**TASK PROMPT:** Exact copy, no pictures: output each line below as it stands.

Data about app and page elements
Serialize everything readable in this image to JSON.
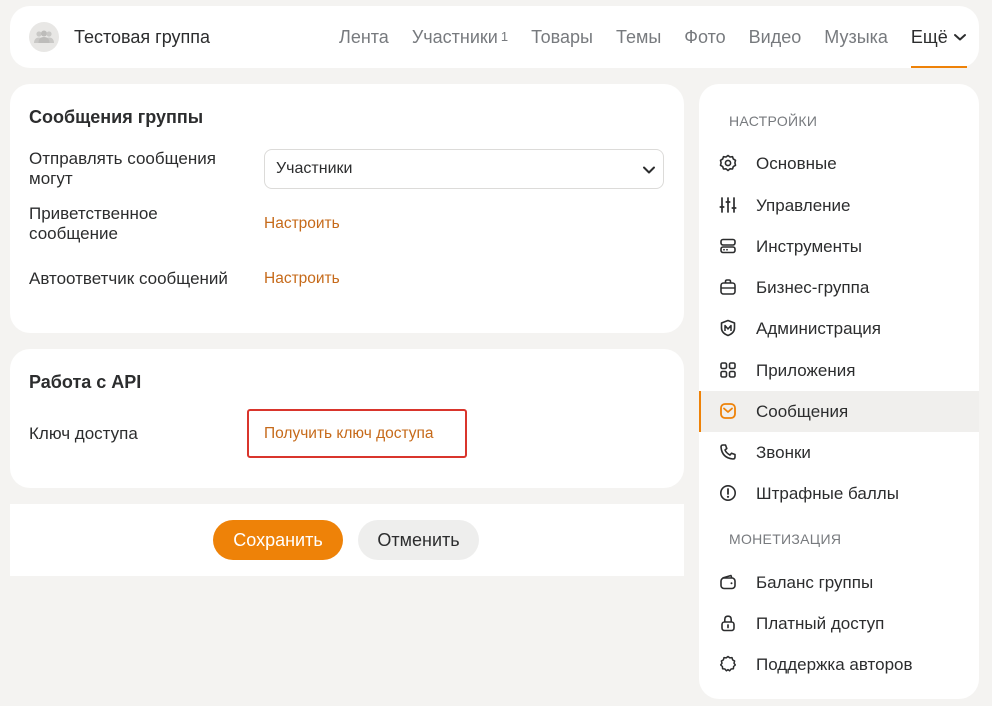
{
  "header": {
    "group_name": "Тестовая группа",
    "nav": [
      {
        "label": "Лента"
      },
      {
        "label": "Участники",
        "count": "1"
      },
      {
        "label": "Товары"
      },
      {
        "label": "Темы"
      },
      {
        "label": "Фото"
      },
      {
        "label": "Видео"
      },
      {
        "label": "Музыка"
      }
    ],
    "more_label": "Ещё"
  },
  "messages_card": {
    "title": "Сообщения группы",
    "who_can_send_label": "Отправлять сообщения могут",
    "who_can_send_value": "Участники",
    "welcome_label": "Приветственное сообщение",
    "welcome_link": "Настроить",
    "autoreply_label": "Автоответчик сообщений",
    "autoreply_link": "Настроить"
  },
  "api_card": {
    "title": "Работа с API",
    "key_label": "Ключ доступа",
    "key_link": "Получить ключ доступа"
  },
  "actions": {
    "save_label": "Сохранить",
    "cancel_label": "Отменить"
  },
  "sidebar": {
    "settings_title": "НАСТРОЙКИ",
    "settings_items": [
      {
        "label": "Основные",
        "icon": "gear-icon"
      },
      {
        "label": "Управление",
        "icon": "sliders-icon"
      },
      {
        "label": "Инструменты",
        "icon": "tools-icon"
      },
      {
        "label": "Бизнес-группа",
        "icon": "briefcase-icon"
      },
      {
        "label": "Администрация",
        "icon": "admin-shield-icon"
      },
      {
        "label": "Приложения",
        "icon": "apps-grid-icon"
      },
      {
        "label": "Сообщения",
        "icon": "envelope-icon",
        "active": true
      },
      {
        "label": "Звонки",
        "icon": "phone-icon"
      },
      {
        "label": "Штрафные баллы",
        "icon": "warning-circle-icon"
      }
    ],
    "monetization_title": "МОНЕТИЗАЦИЯ",
    "monetization_items": [
      {
        "label": "Баланс группы",
        "icon": "wallet-icon"
      },
      {
        "label": "Платный доступ",
        "icon": "lock-icon"
      },
      {
        "label": "Поддержка авторов",
        "icon": "badge-icon"
      }
    ]
  },
  "colors": {
    "accent": "#ee8208",
    "link": "#c66a1a",
    "highlight_border": "#d9352c",
    "page_bg": "#f4f3f1"
  }
}
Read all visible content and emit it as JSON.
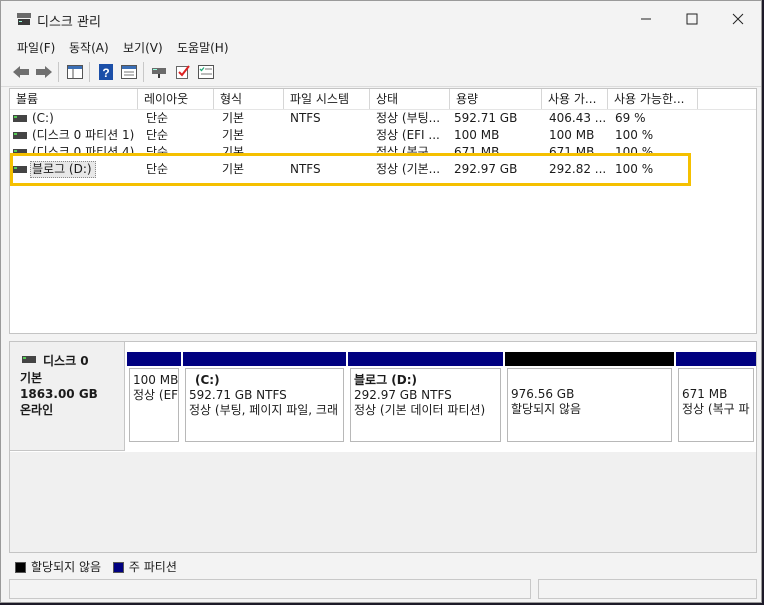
{
  "window": {
    "title": "디스크 관리"
  },
  "menu": [
    "파일(F)",
    "동작(A)",
    "보기(V)",
    "도움말(H)"
  ],
  "columns": [
    "볼륨",
    "레이아웃",
    "형식",
    "파일 시스템",
    "상태",
    "용량",
    "사용 가...",
    "사용 가능한..."
  ],
  "volumes": [
    {
      "name": "(C:)",
      "layout": "단순",
      "type": "기본",
      "fs": "NTFS",
      "status": "정상 (부팅...",
      "capacity": "592.71 GB",
      "free": "406.43 ...",
      "pct": "69 %"
    },
    {
      "name": "(디스크 0 파티션 1)",
      "layout": "단순",
      "type": "기본",
      "fs": "",
      "status": "정상 (EFI ...",
      "capacity": "100 MB",
      "free": "100 MB",
      "pct": "100 %"
    },
    {
      "name": "(디스크 0 파티션 4)",
      "layout": "단순",
      "type": "기본",
      "fs": "",
      "status": "정상 (복구...",
      "capacity": "671 MB",
      "free": "671 MB",
      "pct": "100 %"
    },
    {
      "name": "블로그 (D:)",
      "layout": "단순",
      "type": "기본",
      "fs": "NTFS",
      "status": "정상 (기본...",
      "capacity": "292.97 GB",
      "free": "292.82 ...",
      "pct": "100 %"
    }
  ],
  "disk": {
    "name": "디스크 0",
    "type": "기본",
    "size": "1863.00 GB",
    "state": "온라인"
  },
  "partitions": [
    {
      "l1": "100 MB",
      "l2": "정상 (EF",
      "l3": ""
    },
    {
      "l1": "(C:)",
      "l2": "592.71 GB NTFS",
      "l3": "정상 (부팅, 페이지 파일, 크래"
    },
    {
      "l1": "블로그  (D:)",
      "l2": "292.97 GB NTFS",
      "l3": "정상 (기본 데이터 파티션)"
    },
    {
      "l1": "",
      "l2": "976.56 GB",
      "l3": "할당되지 않음"
    },
    {
      "l1": "",
      "l2": "671 MB",
      "l3": "정상 (복구 파"
    }
  ],
  "legend": {
    "unallocated": "할당되지 않음",
    "primary": "주 파티션"
  },
  "colors": {
    "primary": "#000080",
    "unallocated": "#000000",
    "highlight": "#f5c000"
  }
}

**RESPONSE TO THE EXERCISE:**
Serialize everything readable in this image to JSON.
{
  "header": {
    "group_name": "Тестовая группа",
    "nav": [
      {
        "label": "Лента"
      },
      {
        "label": "Участники",
        "count": "1"
      },
      {
        "label": "Товары"
      },
      {
        "label": "Темы"
      },
      {
        "label": "Фото"
      },
      {
        "label": "Видео"
      },
      {
        "label": "Музыка"
      }
    ],
    "more_label": "Ещё"
  },
  "messages_card": {
    "title": "Сообщения группы",
    "who_can_send_label": "Отправлять сообщения могут",
    "who_can_send_value": "Участники",
    "welcome_label": "Приветственное сообщение",
    "welcome_link": "Настроить",
    "autoreply_label": "Автоответчик сообщений",
    "autoreply_link": "Настроить"
  },
  "api_card": {
    "title": "Работа с API",
    "key_label": "Ключ доступа",
    "key_link": "Получить ключ доступа"
  },
  "actions": {
    "save_label": "Сохранить",
    "cancel_label": "Отменить"
  },
  "sidebar": {
    "settings_title": "НАСТРОЙКИ",
    "settings_items": [
      {
        "label": "Основные",
        "icon": "gear-icon"
      },
      {
        "label": "Управление",
        "icon": "sliders-icon"
      },
      {
        "label": "Инструменты",
        "icon": "tools-icon"
      },
      {
        "label": "Бизнес-группа",
        "icon": "briefcase-icon"
      },
      {
        "label": "Администрация",
        "icon": "admin-shield-icon"
      },
      {
        "label": "Приложения",
        "icon": "apps-grid-icon"
      },
      {
        "label": "Сообщения",
        "icon": "envelope-icon",
        "active": true
      },
      {
        "label": "Звонки",
        "icon": "phone-icon"
      },
      {
        "label": "Штрафные баллы",
        "icon": "warning-circle-icon"
      }
    ],
    "monetization_title": "МОНЕТИЗАЦИЯ",
    "monetization_items": [
      {
        "label": "Баланс группы",
        "icon": "wallet-icon"
      },
      {
        "label": "Платный доступ",
        "icon": "lock-icon"
      },
      {
        "label": "Поддержка авторов",
        "icon": "badge-icon"
      }
    ]
  },
  "colors": {
    "accent": "#ee8208",
    "link": "#c66a1a",
    "highlight_border": "#d9352c",
    "page_bg": "#f4f3f1"
  }
}
Read all visible content and emit it as JSON.
{
  "window": {
    "title": "디스크 관리"
  },
  "menu": [
    "파일(F)",
    "동작(A)",
    "보기(V)",
    "도움말(H)"
  ],
  "columns": [
    "볼륨",
    "레이아웃",
    "형식",
    "파일 시스템",
    "상태",
    "용량",
    "사용 가...",
    "사용 가능한..."
  ],
  "volumes": [
    {
      "name": "(C:)",
      "layout": "단순",
      "type": "기본",
      "fs": "NTFS",
      "status": "정상 (부팅...",
      "capacity": "592.71 GB",
      "free": "406.43 ...",
      "pct": "69 %"
    },
    {
      "name": "(디스크 0 파티션 1)",
      "layout": "단순",
      "type": "기본",
      "fs": "",
      "status": "정상 (EFI ...",
      "capacity": "100 MB",
      "free": "100 MB",
      "pct": "100 %"
    },
    {
      "name": "(디스크 0 파티션 4)",
      "layout": "단순",
      "type": "기본",
      "fs": "",
      "status": "정상 (복구...",
      "capacity": "671 MB",
      "free": "671 MB",
      "pct": "100 %"
    },
    {
      "name": "블로그 (D:)",
      "layout": "단순",
      "type": "기본",
      "fs": "NTFS",
      "status": "정상 (기본...",
      "capacity": "292.97 GB",
      "free": "292.82 ...",
      "pct": "100 %"
    }
  ],
  "disk": {
    "name": "디스크 0",
    "type": "기본",
    "size": "1863.00 GB",
    "state": "온라인"
  },
  "partitions": [
    {
      "l1": "100 MB",
      "l2": "정상 (EF",
      "l3": ""
    },
    {
      "l1": "(C:)",
      "l2": "592.71 GB NTFS",
      "l3": "정상 (부팅, 페이지 파일, 크래"
    },
    {
      "l1": "블로그  (D:)",
      "l2": "292.97 GB NTFS",
      "l3": "정상 (기본 데이터 파티션)"
    },
    {
      "l1": "",
      "l2": "976.56 GB",
      "l3": "할당되지 않음"
    },
    {
      "l1": "",
      "l2": "671 MB",
      "l3": "정상 (복구 파"
    }
  ],
  "legend": {
    "unallocated": "할당되지 않음",
    "primary": "주 파티션"
  },
  "colors": {
    "primary": "#000080",
    "unallocated": "#000000",
    "highlight": "#f5c000"
  }
}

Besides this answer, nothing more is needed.